Attorneys: No conflict on property sale

Published 12:00 am Wednesday, July 20, 2005

A banking relationship involving the mayor of Suffolk and a local developer who hopes to acquire the city-owned Jefferson School does not constitute a conflict of interest, in the opinion of two local attorneys familiar with the situation.

Suffolk Mayor Bobby L. Ralph sits on the board of directors of the Bank of Hampton Roads. Downtown developer Mickey Garcia, who entered one of three proposals to renovate the Thomas Jefferson School, was recently named to the community advisory board of the bank’s Suffolk branch.

If the Suffolk City Council selects Garcia to renovate the historic school, he plans to have the Bank of Hampton Roads fund the project.

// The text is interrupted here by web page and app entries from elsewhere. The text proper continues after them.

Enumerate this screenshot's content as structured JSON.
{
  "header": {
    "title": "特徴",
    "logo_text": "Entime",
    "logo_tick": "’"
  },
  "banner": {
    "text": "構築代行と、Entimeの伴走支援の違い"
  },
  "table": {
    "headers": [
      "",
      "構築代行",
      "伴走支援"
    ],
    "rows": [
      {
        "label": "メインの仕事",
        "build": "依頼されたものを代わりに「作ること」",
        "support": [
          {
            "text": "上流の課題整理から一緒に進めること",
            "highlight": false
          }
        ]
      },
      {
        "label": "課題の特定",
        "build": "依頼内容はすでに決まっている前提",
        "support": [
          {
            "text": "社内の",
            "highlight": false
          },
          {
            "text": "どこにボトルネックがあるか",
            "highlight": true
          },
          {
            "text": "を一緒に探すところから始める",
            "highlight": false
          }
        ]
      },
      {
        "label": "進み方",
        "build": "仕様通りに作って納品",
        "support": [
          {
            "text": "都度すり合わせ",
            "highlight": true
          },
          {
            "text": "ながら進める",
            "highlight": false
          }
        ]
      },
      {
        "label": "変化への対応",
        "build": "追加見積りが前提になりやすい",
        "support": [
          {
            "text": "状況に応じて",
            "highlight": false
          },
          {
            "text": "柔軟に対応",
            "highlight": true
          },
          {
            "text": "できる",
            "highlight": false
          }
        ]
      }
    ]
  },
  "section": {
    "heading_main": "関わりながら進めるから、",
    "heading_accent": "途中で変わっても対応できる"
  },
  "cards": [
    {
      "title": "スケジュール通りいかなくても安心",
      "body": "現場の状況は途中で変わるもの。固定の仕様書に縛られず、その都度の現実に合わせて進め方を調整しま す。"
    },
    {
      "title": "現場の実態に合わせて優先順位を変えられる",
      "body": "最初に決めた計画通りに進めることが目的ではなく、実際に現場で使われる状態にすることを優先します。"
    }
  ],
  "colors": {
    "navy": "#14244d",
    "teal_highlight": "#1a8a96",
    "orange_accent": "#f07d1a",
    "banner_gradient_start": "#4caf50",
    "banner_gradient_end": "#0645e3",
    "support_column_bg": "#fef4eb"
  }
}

Email newsletter signup

&uot;But it could be perceived as a conflict,&uot; said one attorney. Both of the lawyers, who were contacted independently last week, declined to be named.

Both Ginger Stanley, executive director of the Virginia Press Association, and Forrest M. &uot;Frosty&uot; Landon, executive director of the Virginia Coalition for Open Government, agreed.

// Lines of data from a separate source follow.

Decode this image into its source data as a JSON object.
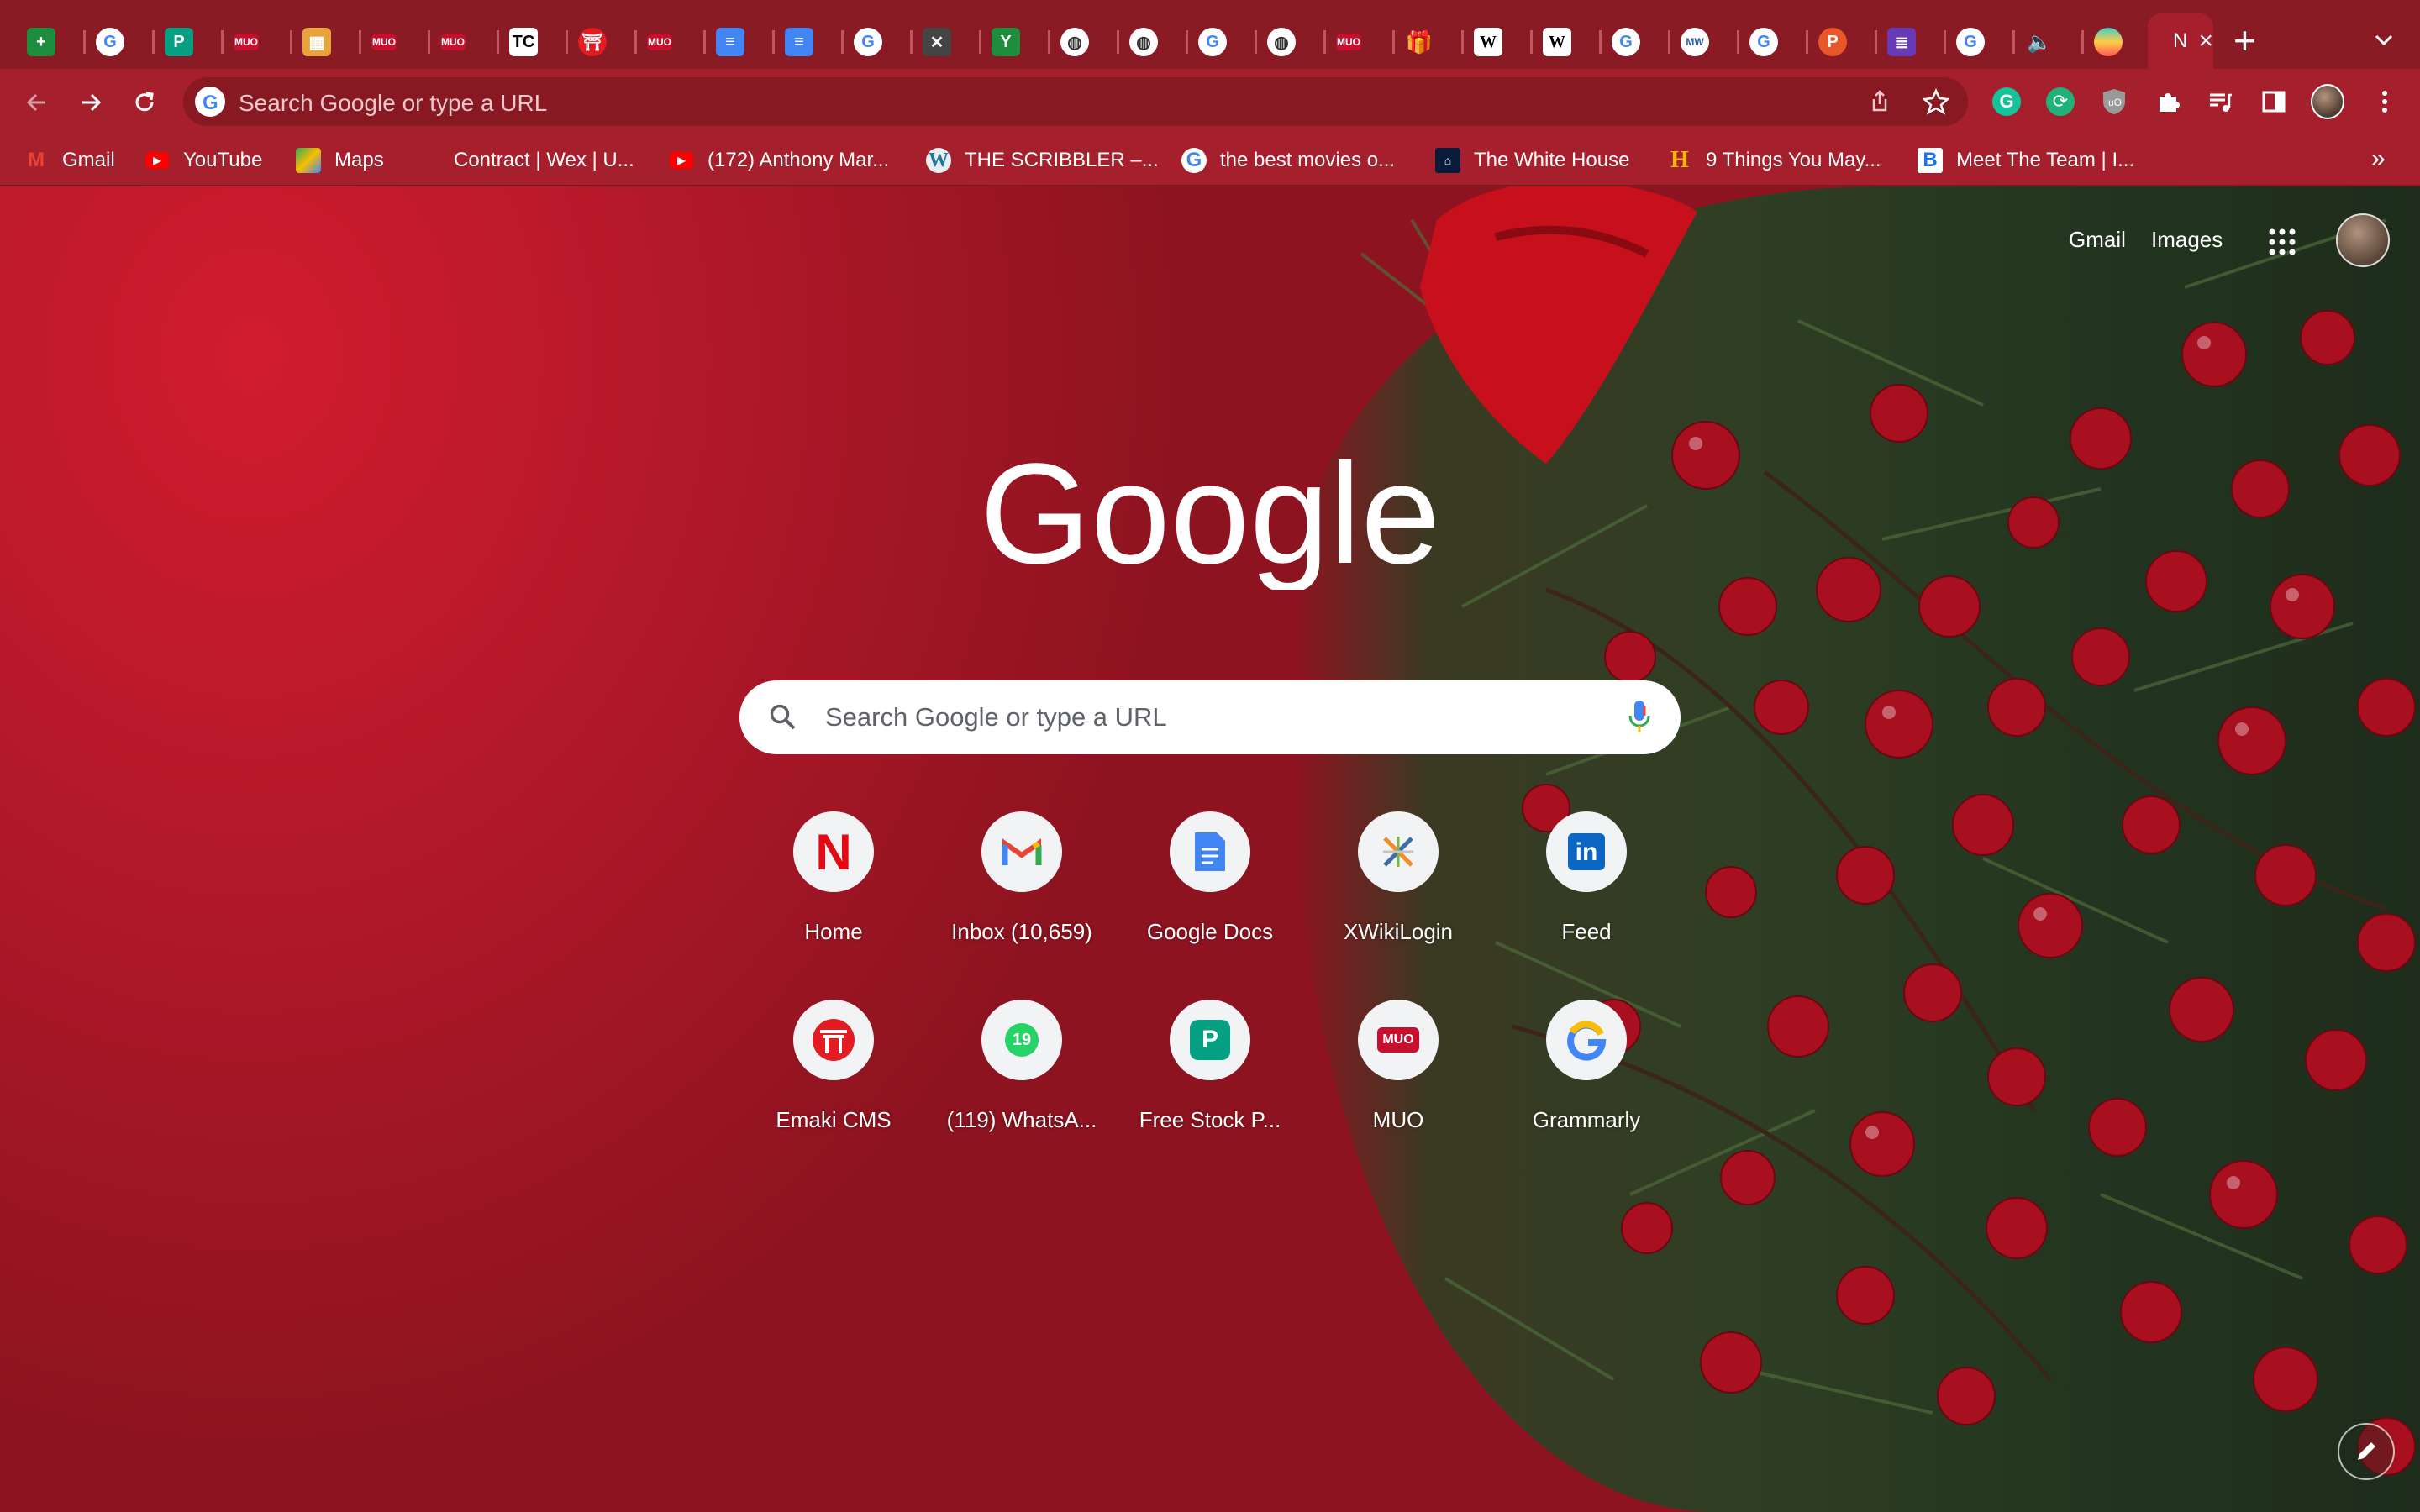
{
  "tabs": {
    "favicons": [
      "sheets-icon",
      "google-icon",
      "pexels-icon",
      "muo-icon",
      "store-icon",
      "muo-icon",
      "muo-icon",
      "techcrunch-icon",
      "emaki-icon",
      "muo-icon",
      "docs-icon",
      "docs-icon",
      "google-icon",
      "xwiki-icon",
      "xcel-icon",
      "globe-icon",
      "globe-icon",
      "google-icon",
      "globe-icon",
      "muo-icon",
      "gift-icon",
      "wikipedia-icon",
      "wikipedia-icon",
      "google-icon",
      "merriam-webster-icon",
      "google-icon",
      "canva-icon",
      "forms-icon",
      "google-icon",
      "audio-icon",
      "spotlight-icon"
    ],
    "active_title": "N",
    "new_tab_label": "+"
  },
  "toolbar": {
    "omnibox_placeholder": "Search Google or type a URL"
  },
  "bookmarks": [
    {
      "label": "Gmail",
      "icon": "gmail-icon"
    },
    {
      "label": "YouTube",
      "icon": "youtube-icon"
    },
    {
      "label": "Maps",
      "icon": "maps-icon"
    },
    {
      "label": "Contract | Wex | U...",
      "icon": "blank"
    },
    {
      "label": "(172) Anthony Mar...",
      "icon": "youtube-icon"
    },
    {
      "label": "THE SCRIBBLER –...",
      "icon": "wordpress-icon"
    },
    {
      "label": "the best movies o...",
      "icon": "google-icon"
    },
    {
      "label": "The White House",
      "icon": "whitehouse-icon"
    },
    {
      "label": "9 Things You May...",
      "icon": "h-icon"
    },
    {
      "label": "Meet The Team | I...",
      "icon": "b-icon"
    }
  ],
  "bookmarks_more": "»",
  "ntp": {
    "gmail_link": "Gmail",
    "images_link": "Images",
    "search_placeholder": "Search Google or type a URL",
    "logo_text": "Google",
    "shortcuts": [
      {
        "label": "Home",
        "icon": "netflix-icon"
      },
      {
        "label": "Inbox (10,659)",
        "icon": "gmail-icon"
      },
      {
        "label": "Google Docs",
        "icon": "docs-icon"
      },
      {
        "label": "XWikiLogin",
        "icon": "xwiki-icon"
      },
      {
        "label": "Feed",
        "icon": "linkedin-icon"
      },
      {
        "label": "Emaki CMS",
        "icon": "emaki-icon"
      },
      {
        "label": "(119) WhatsA...",
        "icon": "whatsapp-icon"
      },
      {
        "label": "Free Stock P...",
        "icon": "pexels-icon"
      },
      {
        "label": "MUO",
        "icon": "muo-icon"
      },
      {
        "label": "Grammarly",
        "icon": "grammarly-icon"
      }
    ]
  }
}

&uot;It definitely gives the appearance of a conflict on its surface,&uot; Stanley said. &uot;I don’t think there’s any doubt that it would raise eyebrows.&uot;

Making the situation even stickier is the fact that the project doesn’t legally have to be awarded to the highest bidder, she added.

It’s probably not a conflict of interest violation because Ralph wouldn’t gain financially from the sale, Landon said.

&uot;But it certainly gives the appearance of conflict of interest. For that reason, the mayor should not vote on it,&uot; Landon said. &uot;…I would be surprised if the mayor didn’t recluse himself from voting just because of appearance.&uot;

Before any vote is taken, Ralph should disclose his relationship with Garcia and the bank to avoid any appearance of impropriety, he said.

&uot;That way, it dispels any questions about favoritism that may be raised later,&uot; he said.

City Attorney C. Edward Roettger declined to comment.

On Friday, Ralph said he had not considered the possibility that his vote could be misperceived.

&uot;No one has mentioned it or brought it to my attention,&uot; said Ralph, adding that he would abstain if a conflict did exist.

No one raised questions when he voted on issues concerning the construction of the Hilton Garden Inn and Suffolk Conference Center, which was secured with a $2 million promissory note from the Bank of Hampton Roads, Ralph added.

Legally, the Suffolk City Council could vote on selling the Jefferson School as early as Wednesday, after a public hearing on the project at 7 Wednesday

evening in the Municipal Building. Citizens will be able to offer input on the proposed sale and future uses of the building.

A public hearing is legally required for the sale of any surplus public property, Roettger said.

The sale of the property catapulted into the public spotlight last month after some council members questioned whether the city was selling the dilapidated building at too far below its assessed value.

Although the school sits on two acres, the city is only selling the 16,260-square-foot schoolhouse and approximately five feet around its perimeter, said Finance Director Christine Ledford. The rest will be used to build a public parking lot for the Suffolk City for Cultural Arts.

The building and property together is assessed at $657,200, said Sid Daughtrey in the Assessor’s Office. The building is valued at $235,100; the land, $422,100.

The council will receive a requested independent appraisal of the property Wednesday.

The sale will have to be approved by six of the council’s seven members.

Ralph said he doesn’t know if the council will be prepared to vote on Wednesday.

But it is necessary to move ahead on the project, in order for the renovation to be finished around the same time as the spring 2006 completion of the adjacent Suffolk Center for Cultural Arts, Ralph said.

&uot;I think we are beginning to push it close,&uot; he said. &uot;The longer we delay, the more problems it will create.&uot;

Garcia, who wants to spend $2.2 million converting the building into 10 lofts for residential/work space, declined to discuss his proposal until after council’s decision. Ralph would not discuss any of the proposals or identify the developers who submitted them, saying the information is still confidential because city lawmakers have not made a decision.

In recent weeks, Council-woman Linda T. Johnson has indicated she has concerns about the city’s process in calling Requests for Proposals for projects.

Although the city ran the required legal advertisements and posted the RFP in the Municipal Building, Johnson has said that it should have been sent out to more local developers. The RFP has also posted on the city’s Web site for at least 60 days, Ledford said.

Johnson has indicated that several developers called her, saying they weren’t aware the city was taking RFPs until after the submission deadline had passed.